“To me, the purpose of this class was expression,” says Marquise Bowie, whose prose and poetry appear in the recent issue of 4PM Count. “By having us share our personal stories on a level that allows us to be vulnerable, open and honest in hope of inspiring others to share of themselves is a big risk in a prison setting; but sometimes it is necessary for change. Hopefully this class makes a major difference in someone else’s life by letting us take off our masks to show others that we also have ugly scars that we carry around.”
For Mike Murphy, another of Reese’s Writing and Publishing students, the class offers a place to channel “my pent-up energy, a productive and proactive use of my time, an avenue for bringing my experiences out of the dark and into the light as printed text, an opportunity to develop my writing skills and a way to cultivate my potential to communicate with people.”
“After 10 intense months of writing, everyone has prose to publish,” Reese adds. “All of them find their honest voice — they explore the dark cave of memory that millions of men in America don’t have the courage to enter. And by doing so, they become richer for the show — healing and hope for the future becomes reality.”
Sr. Marielle Frigge, a retired professor of religious studies at MMC, has worked with Reese as copy editor for 4PM Count since its inception, and over the past decade, her involvement has grown alongside the course. Although she retired from her position at MMC in 2012, she’s continued her involvement at the prison not only because she believes in the transformative value it offers the inmates but also because she sees the potential for greater growth and empathy in the community at large.
“I think one big takeaway for readers of 4PM Count would be this: to realize that a prisoner is also a human being with many of the experiences, thoughts, feelings, challenges, hopes and dreams and regrets of any person and that they can, with help, improve their lives,” Frigge says.
Stephanie Schultz, a 2011 MMC graduate and the current development and communications coordinator for Cycles for Change, a nonprofit community bicycling organization based in St. Paul and Minneapolis, Minnesota, has served as the designer for 4PM Count since 2010, when Reese, then Schultz’s academic advisor, offered her the opportunity to design the latest issue. For much of her undergraduate experience, Schultz says the nearby prison was very much a mystery. Once she became involved in the project, however, she learned a great deal about the men behind the fences.
“I learned there were artists in there — both established and emerging,” Schultz says. “I learned that there were people who could draw a portrait that looked more real than a photo. There were people who could carve lifelike sculptures out of wood, or create things out of leather, or arrange beautiful floral landscapes in the side of a campus hill. But most importantly, I learned that these people had stories to tell. And that they were so incredibly willing to tell them.”
That honesty and transparency, along with the notable quality of work, are big reasons why the Writing and Publishing program and 4 PM Count are both thriving 10 years later. And the work the program is doing, Reese says, is nowhere near complete.
“Writing helps transform lives on both sides of the fence,” he says. “It’s not just a criminal and a victim who are affected by crime. It goes much deeper than that.”
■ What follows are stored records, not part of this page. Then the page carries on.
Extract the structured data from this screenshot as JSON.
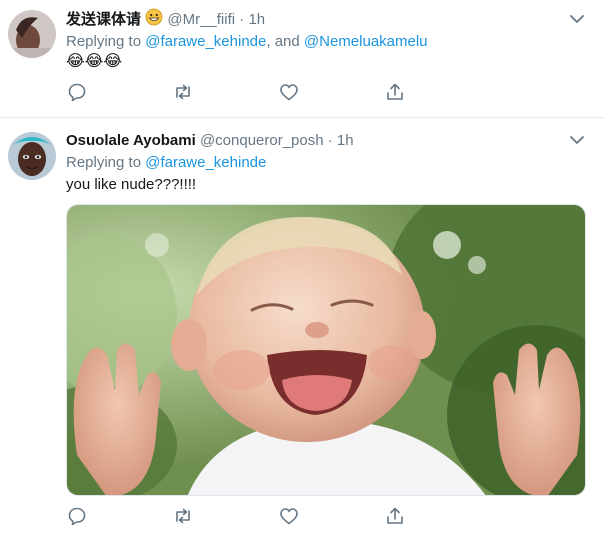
{
  "tweets": [
    {
      "name": "发送课体请",
      "handle": "@Mr__fiifi",
      "separator": "·",
      "time": "1h",
      "replying_prefix": "Replying to",
      "mention1": "@farawe_kehinde",
      "joiner": ", and",
      "mention2": "@Nemeluakamelu",
      "body_emoji": [
        "😂",
        "😂",
        "😂"
      ]
    },
    {
      "name": "Osuolale Ayobami",
      "handle": "@conqueror_posh",
      "separator": "·",
      "time": "1h",
      "replying_prefix": "Replying to",
      "mention1": "@farawe_kehinde",
      "body_text": "you like nude???!!!!",
      "media": "photo of a laughing baby with raised hands"
    }
  ],
  "actions": [
    "reply-icon",
    "retweet-icon",
    "like-icon",
    "share-icon"
  ],
  "colors": {
    "link": "#1b95e0",
    "muted": "#657786",
    "text": "#14171a",
    "divider": "#e6ecf0"
  }
}
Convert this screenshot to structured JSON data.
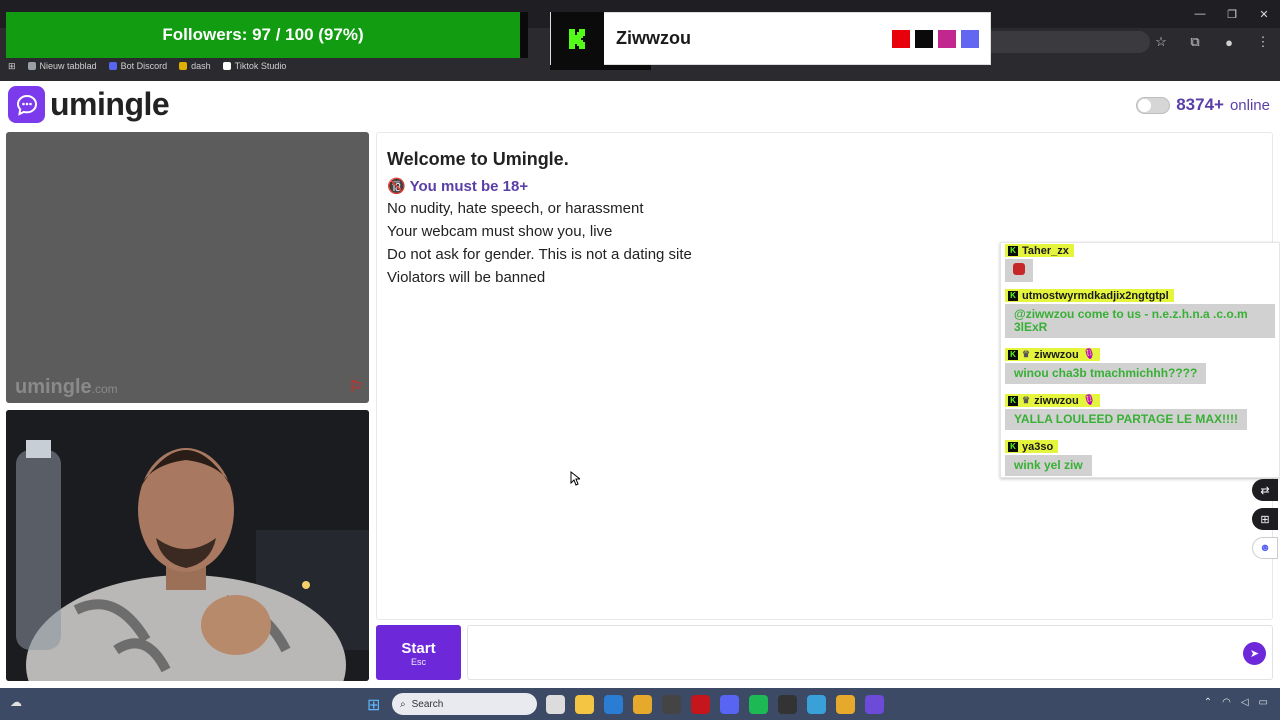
{
  "bookmarks": [
    {
      "label": "Nieuw tabblad",
      "color": "#9aa0a6"
    },
    {
      "label": "Bot Discord",
      "color": "#5865f2"
    },
    {
      "label": "dash",
      "color": "#e0b000"
    },
    {
      "label": "Tiktok Studio",
      "color": "#ffffff"
    }
  ],
  "overlay": {
    "followers_label": "Followers: 97 / 100 (97%)",
    "followers_progress": 0.97,
    "streamer_name": "Ziwwzou",
    "swatches": [
      "#e8000b",
      "#0a0a0a",
      "#c2268f",
      "#6366f1"
    ]
  },
  "header": {
    "logo_text": "umingle",
    "online_count": "8374+",
    "online_label": "online"
  },
  "video": {
    "watermark": "umingle",
    "watermark_suffix": ".com"
  },
  "welcome": {
    "title": "Welcome to Umingle.",
    "age_rule": "You must be 18+",
    "rules": [
      "No nudity, hate speech, or harassment",
      "Your webcam must show you, live",
      "Do not ask for gender. This is not a dating site",
      "Violators will be banned"
    ]
  },
  "kick_chat": [
    {
      "user": "Taher_zx",
      "text": "",
      "emoji": "devil-face"
    },
    {
      "user": "utmostwyrmdkadjix2ngtgtpl",
      "text": "@ziwwzou come to us - n.e.z.h.n.a .c.o.m 3lExR"
    },
    {
      "user": "ziwwzou",
      "text": "winou cha3b tmachmichhh????",
      "badges": [
        "crown",
        "mic"
      ]
    },
    {
      "user": "ziwwzou",
      "text": "YALLA LOULEED PARTAGE LE MAX!!!!",
      "badges": [
        "crown",
        "mic"
      ]
    },
    {
      "user": "ya3so",
      "text": "wink yel ziw"
    }
  ],
  "controls": {
    "start_label": "Start",
    "start_hint": "Esc",
    "message_placeholder": ""
  },
  "taskbar": {
    "search_label": "Search"
  },
  "colors": {
    "accent": "#6d28d9",
    "followers_bg": "#119c11",
    "kick_green": "#53fc18",
    "chat_text": "#38b035"
  }
}
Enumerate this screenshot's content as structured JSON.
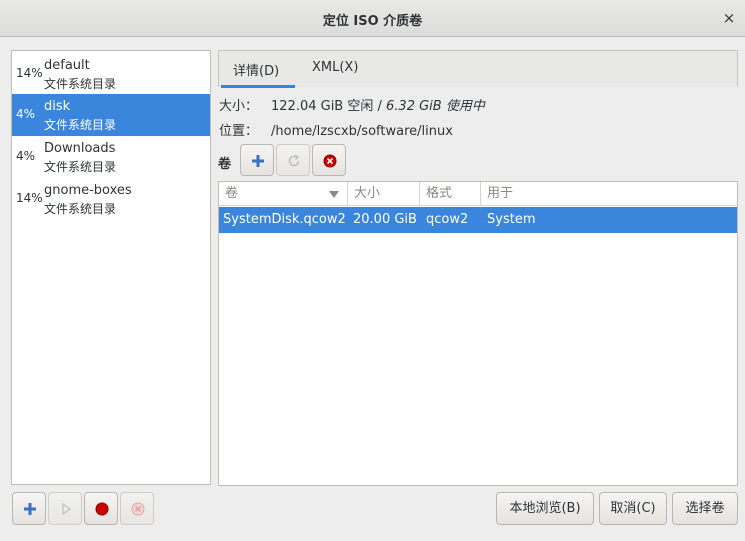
{
  "window": {
    "title": "定位 ISO 介质卷",
    "close_glyph": "×"
  },
  "pools": [
    {
      "percent": "14%",
      "name": "default",
      "type": "文件系统目录",
      "selected": false
    },
    {
      "percent": "4%",
      "name": "disk",
      "type": "文件系统目录",
      "selected": true
    },
    {
      "percent": "4%",
      "name": "Downloads",
      "type": "文件系统目录",
      "selected": false
    },
    {
      "percent": "14%",
      "name": "gnome-boxes",
      "type": "文件系统目录",
      "selected": false
    }
  ],
  "pool_buttons": {
    "add_icon": "plus-icon",
    "start_icon": "play-icon",
    "stop_icon": "record-icon",
    "delete_icon": "delete-icon"
  },
  "tabs": [
    {
      "label": "详情(D)",
      "active": true
    },
    {
      "label": "XML(X)",
      "active": false
    }
  ],
  "details": {
    "size_label": "大小：",
    "size_free": "122.04 GiB 空闲",
    "size_sep": " / ",
    "size_used": "6.32 GiB 使用中",
    "location_label": "位置：",
    "location_value": "/home/lzscxb/software/linux"
  },
  "volumes_label": "卷",
  "volume_table": {
    "columns": [
      "卷",
      "大小",
      "格式",
      "用于"
    ],
    "rows": [
      {
        "name": "SystemDisk.qcow2",
        "size": "20.00 GiB",
        "format": "qcow2",
        "used_by": "System",
        "selected": true
      }
    ]
  },
  "buttons": {
    "browse_local": "本地浏览(B)",
    "cancel": "取消(C)",
    "choose_volume": "选择卷"
  },
  "colors": {
    "selection": "#3b86dd",
    "accent_underline": "#3584e4",
    "add_icon": "#3b6fc1",
    "stop_red": "#cc0000"
  }
}
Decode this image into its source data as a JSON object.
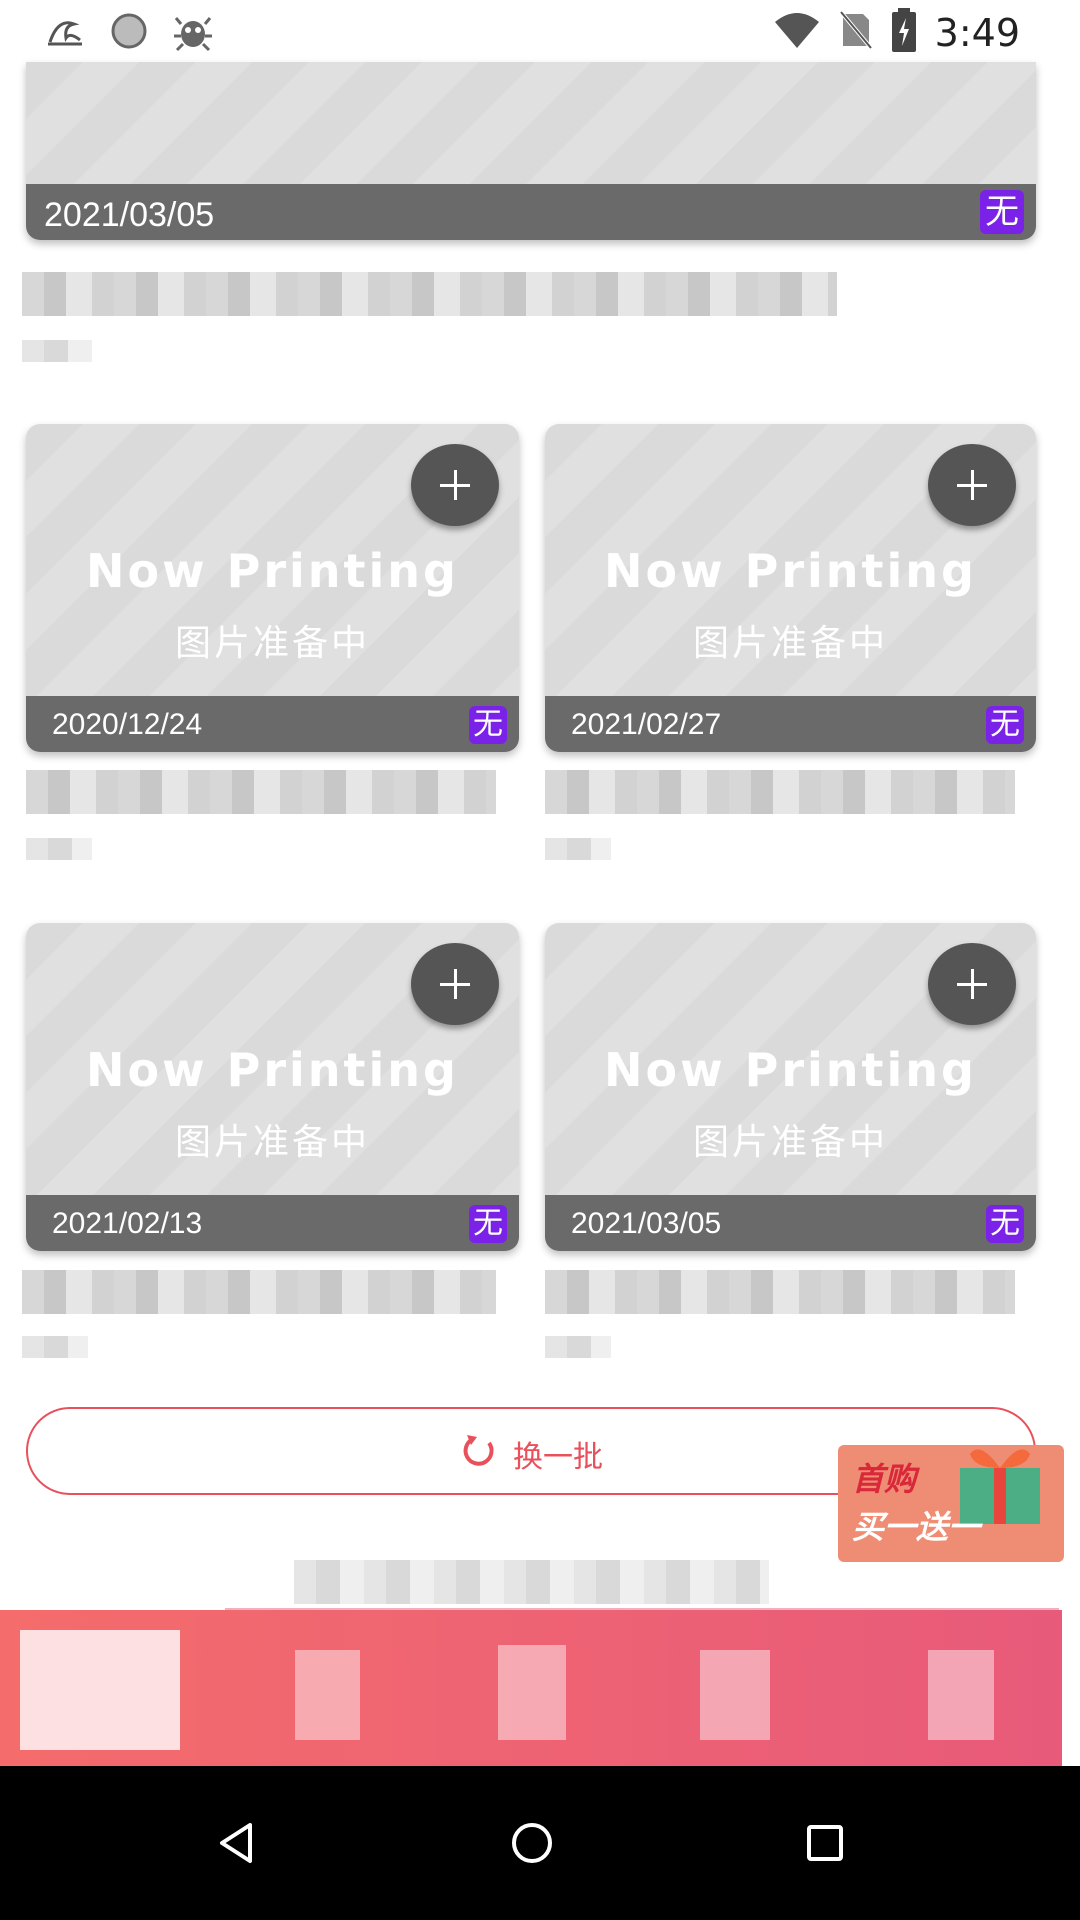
{
  "status_bar": {
    "time": "3:49",
    "left_icons": [
      "app-notification-icon",
      "circle-status-icon",
      "bug-icon"
    ],
    "right_icons": [
      "wifi-icon",
      "no-sim-icon",
      "battery-charging-icon"
    ]
  },
  "top_card": {
    "date": "2021/03/05",
    "badge": "无"
  },
  "grid_cards": [
    {
      "title": "Now Printing",
      "subtitle": "图片准备中",
      "date": "2020/12/24",
      "badge": "无"
    },
    {
      "title": "Now Printing",
      "subtitle": "图片准备中",
      "date": "2021/02/27",
      "badge": "无"
    },
    {
      "title": "Now Printing",
      "subtitle": "图片准备中",
      "date": "2021/02/13",
      "badge": "无"
    },
    {
      "title": "Now Printing",
      "subtitle": "图片准备中",
      "date": "2021/03/05",
      "badge": "无"
    }
  ],
  "refresh_button": {
    "label": "换一批",
    "icon": "refresh-icon"
  },
  "promo": {
    "line1": "首购",
    "line2": "买一送一",
    "icon": "gift-icon"
  },
  "nav_bar": {
    "items": [
      "back-icon",
      "home-icon",
      "recents-icon"
    ]
  },
  "colors": {
    "accent": "#e8505b",
    "badge": "#7b22e8",
    "date_bar": "#6a6a6a",
    "add_button": "#555555"
  }
}
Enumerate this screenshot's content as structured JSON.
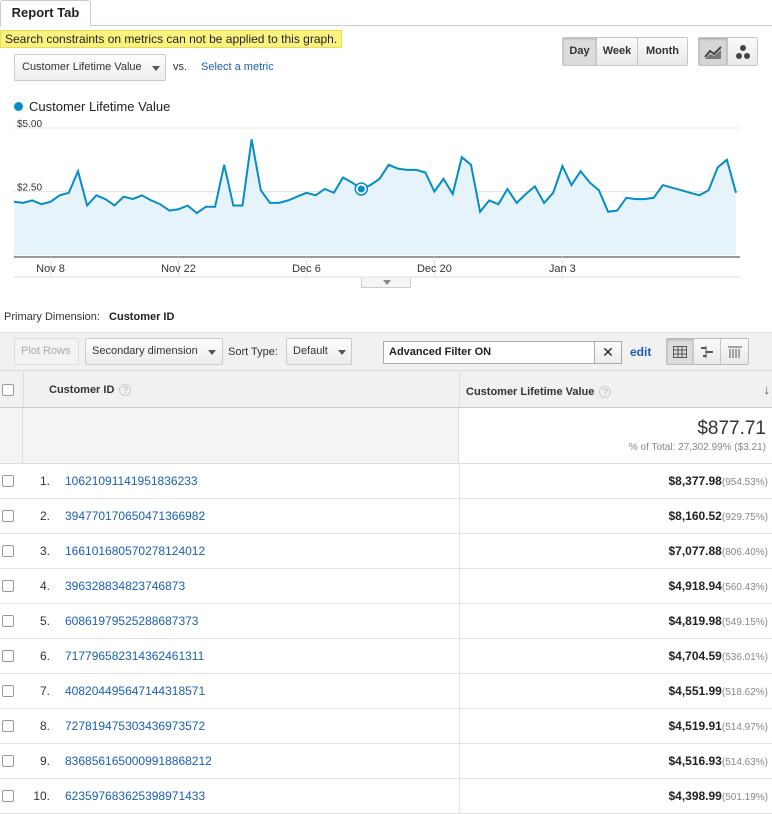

“I know that what we are doing is changing lives for the better,” he adds, “that writing for transformative justice works.”
To read the 10th anniversary issue of 4PM Count, visit https://issuu.com/4pmcount.